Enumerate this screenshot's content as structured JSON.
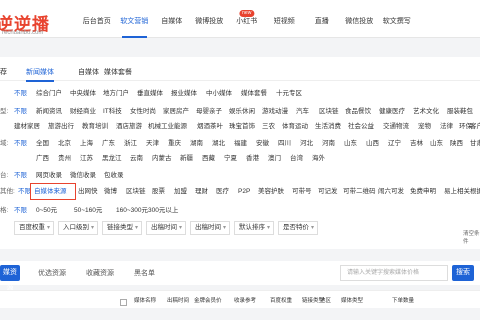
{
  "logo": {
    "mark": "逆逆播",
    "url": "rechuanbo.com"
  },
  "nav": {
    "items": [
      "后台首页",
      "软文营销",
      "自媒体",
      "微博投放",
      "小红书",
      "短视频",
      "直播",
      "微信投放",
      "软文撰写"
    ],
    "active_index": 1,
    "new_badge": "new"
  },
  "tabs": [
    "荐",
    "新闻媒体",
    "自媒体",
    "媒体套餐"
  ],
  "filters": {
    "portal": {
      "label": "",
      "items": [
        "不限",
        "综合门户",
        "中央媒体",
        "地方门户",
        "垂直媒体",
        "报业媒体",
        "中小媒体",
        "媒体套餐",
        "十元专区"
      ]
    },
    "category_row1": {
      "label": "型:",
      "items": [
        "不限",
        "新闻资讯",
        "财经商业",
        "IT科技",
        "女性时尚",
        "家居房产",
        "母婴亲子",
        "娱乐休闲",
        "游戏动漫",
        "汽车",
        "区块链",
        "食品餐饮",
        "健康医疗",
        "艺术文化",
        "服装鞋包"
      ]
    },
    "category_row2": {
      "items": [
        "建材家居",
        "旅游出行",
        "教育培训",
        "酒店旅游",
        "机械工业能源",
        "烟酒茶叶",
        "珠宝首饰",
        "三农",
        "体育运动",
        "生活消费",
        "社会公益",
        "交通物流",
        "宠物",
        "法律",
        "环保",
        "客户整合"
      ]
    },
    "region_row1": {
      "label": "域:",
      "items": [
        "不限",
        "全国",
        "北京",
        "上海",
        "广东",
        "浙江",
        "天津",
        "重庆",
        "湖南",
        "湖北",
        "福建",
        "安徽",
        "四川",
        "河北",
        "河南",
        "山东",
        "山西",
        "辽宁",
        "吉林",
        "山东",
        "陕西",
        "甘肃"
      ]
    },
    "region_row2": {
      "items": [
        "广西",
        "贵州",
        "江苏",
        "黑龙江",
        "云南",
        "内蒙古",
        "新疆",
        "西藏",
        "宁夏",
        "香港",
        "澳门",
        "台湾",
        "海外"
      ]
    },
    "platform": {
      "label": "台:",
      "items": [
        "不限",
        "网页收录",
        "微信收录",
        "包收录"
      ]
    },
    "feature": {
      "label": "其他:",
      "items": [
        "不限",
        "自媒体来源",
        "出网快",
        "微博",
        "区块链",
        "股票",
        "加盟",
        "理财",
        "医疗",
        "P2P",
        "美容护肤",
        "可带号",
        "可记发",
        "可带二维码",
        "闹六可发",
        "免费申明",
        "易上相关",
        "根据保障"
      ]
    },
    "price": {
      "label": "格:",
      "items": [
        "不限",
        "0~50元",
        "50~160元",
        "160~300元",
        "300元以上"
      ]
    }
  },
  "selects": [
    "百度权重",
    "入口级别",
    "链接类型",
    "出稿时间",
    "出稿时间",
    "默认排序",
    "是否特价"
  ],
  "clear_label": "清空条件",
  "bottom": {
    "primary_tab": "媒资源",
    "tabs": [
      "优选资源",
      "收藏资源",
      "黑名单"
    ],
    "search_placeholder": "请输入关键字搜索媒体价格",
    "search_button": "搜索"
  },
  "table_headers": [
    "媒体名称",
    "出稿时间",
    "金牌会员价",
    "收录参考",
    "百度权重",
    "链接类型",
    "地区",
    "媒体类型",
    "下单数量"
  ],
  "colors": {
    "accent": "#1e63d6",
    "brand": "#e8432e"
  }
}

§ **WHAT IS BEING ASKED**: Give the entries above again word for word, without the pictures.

§ **RESPONSE TO THE EXERCISE**:
Enumerate this screenshot's content as structured JSON.
{
  "logo": {
    "mark": "逆逆播",
    "url": "rechuanbo.com"
  },
  "nav": {
    "items": [
      "后台首页",
      "软文营销",
      "自媒体",
      "微博投放",
      "小红书",
      "短视频",
      "直播",
      "微信投放",
      "软文撰写"
    ],
    "active_index": 1,
    "new_badge": "new"
  },
  "tabs": [
    "荐",
    "新闻媒体",
    "自媒体",
    "媒体套餐"
  ],
  "filters": {
    "portal": {
      "label": "",
      "items": [
        "不限",
        "综合门户",
        "中央媒体",
        "地方门户",
        "垂直媒体",
        "报业媒体",
        "中小媒体",
        "媒体套餐",
        "十元专区"
      ]
    },
    "category_row1": {
      "label": "型:",
      "items": [
        "不限",
        "新闻资讯",
        "财经商业",
        "IT科技",
        "女性时尚",
        "家居房产",
        "母婴亲子",
        "娱乐休闲",
        "游戏动漫",
        "汽车",
        "区块链",
        "食品餐饮",
        "健康医疗",
        "艺术文化",
        "服装鞋包"
      ]
    },
    "category_row2": {
      "items": [
        "建材家居",
        "旅游出行",
        "教育培训",
        "酒店旅游",
        "机械工业能源",
        "烟酒茶叶",
        "珠宝首饰",
        "三农",
        "体育运动",
        "生活消费",
        "社会公益",
        "交通物流",
        "宠物",
        "法律",
        "环保",
        "客户整合"
      ]
    },
    "region_row1": {
      "label": "域:",
      "items": [
        "不限",
        "全国",
        "北京",
        "上海",
        "广东",
        "浙江",
        "天津",
        "重庆",
        "湖南",
        "湖北",
        "福建",
        "安徽",
        "四川",
        "河北",
        "河南",
        "山东",
        "山西",
        "辽宁",
        "吉林",
        "山东",
        "陕西",
        "甘肃"
      ]
    },
    "region_row2": {
      "items": [
        "广西",
        "贵州",
        "江苏",
        "黑龙江",
        "云南",
        "内蒙古",
        "新疆",
        "西藏",
        "宁夏",
        "香港",
        "澳门",
        "台湾",
        "海外"
      ]
    },
    "platform": {
      "label": "台:",
      "items": [
        "不限",
        "网页收录",
        "微信收录",
        "包收录"
      ]
    },
    "feature": {
      "label": "其他:",
      "items": [
        "不限",
        "自媒体来源",
        "出网快",
        "微博",
        "区块链",
        "股票",
        "加盟",
        "理财",
        "医疗",
        "P2P",
        "美容护肤",
        "可带号",
        "可记发",
        "可带二维码",
        "闹六可发",
        "免费申明",
        "易上相关",
        "根据保障"
      ]
    },
    "price": {
      "label": "格:",
      "items": [
        "不限",
        "0~50元",
        "50~160元",
        "160~300元",
        "300元以上"
      ]
    }
  },
  "selects": [
    "百度权重",
    "入口级别",
    "链接类型",
    "出稿时间",
    "出稿时间",
    "默认排序",
    "是否特价"
  ],
  "clear_label": "清空条件",
  "bottom": {
    "primary_tab": "媒资源",
    "tabs": [
      "优选资源",
      "收藏资源",
      "黑名单"
    ],
    "search_placeholder": "请输入关键字搜索媒体价格",
    "search_button": "搜索"
  },
  "table_headers": [
    "媒体名称",
    "出稿时间",
    "金牌会员价",
    "收录参考",
    "百度权重",
    "链接类型",
    "地区",
    "媒体类型",
    "下单数量"
  ],
  "colors": {
    "accent": "#1e63d6",
    "brand": "#e8432e"
  }
}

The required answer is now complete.